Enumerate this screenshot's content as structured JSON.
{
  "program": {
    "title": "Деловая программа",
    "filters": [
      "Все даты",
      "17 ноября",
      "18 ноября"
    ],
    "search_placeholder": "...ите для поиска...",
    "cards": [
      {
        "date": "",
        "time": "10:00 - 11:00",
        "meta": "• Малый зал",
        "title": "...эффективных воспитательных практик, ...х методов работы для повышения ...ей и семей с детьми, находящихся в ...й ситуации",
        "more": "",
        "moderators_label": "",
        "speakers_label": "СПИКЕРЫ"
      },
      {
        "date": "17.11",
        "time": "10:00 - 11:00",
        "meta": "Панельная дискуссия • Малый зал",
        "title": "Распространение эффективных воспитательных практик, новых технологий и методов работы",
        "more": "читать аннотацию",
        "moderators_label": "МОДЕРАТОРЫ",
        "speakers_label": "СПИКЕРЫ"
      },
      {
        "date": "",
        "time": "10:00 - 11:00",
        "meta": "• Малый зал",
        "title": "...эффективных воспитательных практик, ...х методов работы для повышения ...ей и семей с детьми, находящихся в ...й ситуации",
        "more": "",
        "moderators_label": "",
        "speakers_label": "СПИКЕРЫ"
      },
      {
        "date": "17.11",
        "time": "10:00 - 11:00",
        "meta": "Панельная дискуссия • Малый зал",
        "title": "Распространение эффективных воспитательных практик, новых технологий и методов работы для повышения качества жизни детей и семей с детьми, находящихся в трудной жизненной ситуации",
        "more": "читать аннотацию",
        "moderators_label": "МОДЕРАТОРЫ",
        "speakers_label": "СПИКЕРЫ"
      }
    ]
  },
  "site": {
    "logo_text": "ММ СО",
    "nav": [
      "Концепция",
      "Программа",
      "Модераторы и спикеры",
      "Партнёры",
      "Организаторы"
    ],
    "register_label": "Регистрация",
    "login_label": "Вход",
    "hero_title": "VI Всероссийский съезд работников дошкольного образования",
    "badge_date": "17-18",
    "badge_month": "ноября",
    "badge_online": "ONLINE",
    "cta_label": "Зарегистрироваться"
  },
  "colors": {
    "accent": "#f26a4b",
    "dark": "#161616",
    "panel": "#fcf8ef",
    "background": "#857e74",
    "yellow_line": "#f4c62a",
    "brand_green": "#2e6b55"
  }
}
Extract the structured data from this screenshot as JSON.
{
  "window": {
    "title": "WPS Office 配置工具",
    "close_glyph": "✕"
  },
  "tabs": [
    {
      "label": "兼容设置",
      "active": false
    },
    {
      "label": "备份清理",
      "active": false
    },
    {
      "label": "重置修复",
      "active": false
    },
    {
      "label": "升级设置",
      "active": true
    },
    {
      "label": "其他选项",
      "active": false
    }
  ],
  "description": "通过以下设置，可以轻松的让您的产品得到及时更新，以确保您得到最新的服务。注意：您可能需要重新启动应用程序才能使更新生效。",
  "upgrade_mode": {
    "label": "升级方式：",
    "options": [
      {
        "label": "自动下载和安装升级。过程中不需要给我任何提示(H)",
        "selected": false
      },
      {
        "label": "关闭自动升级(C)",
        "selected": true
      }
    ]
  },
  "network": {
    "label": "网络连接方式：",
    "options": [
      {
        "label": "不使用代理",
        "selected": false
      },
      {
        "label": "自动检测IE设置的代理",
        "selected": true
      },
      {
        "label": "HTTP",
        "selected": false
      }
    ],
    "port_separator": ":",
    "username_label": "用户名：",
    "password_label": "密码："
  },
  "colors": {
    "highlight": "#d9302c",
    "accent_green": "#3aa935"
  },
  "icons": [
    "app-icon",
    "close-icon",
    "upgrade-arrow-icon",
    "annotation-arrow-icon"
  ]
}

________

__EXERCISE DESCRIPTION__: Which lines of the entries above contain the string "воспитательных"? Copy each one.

__WRITTEN SOLUTION__:
        "title": "...эффективных воспитательных практик, ...х методов работы для повышения ...ей и семей с детьми, находящихся в ...й ситуации",
        "title": "Распространение эффективных воспитательных практик, новых технологий и методов работы",
        "title": "...эффективных воспитательных практик, ...х методов работы для повышения ...ей и семей с детьми, находящихся в ...й ситуации",
        "title": "Распространение эффективных воспитательных практик, новых технологий и методов работы для повышения качества жизни детей и семей с детьми, находящихся в трудной жизненной ситуации",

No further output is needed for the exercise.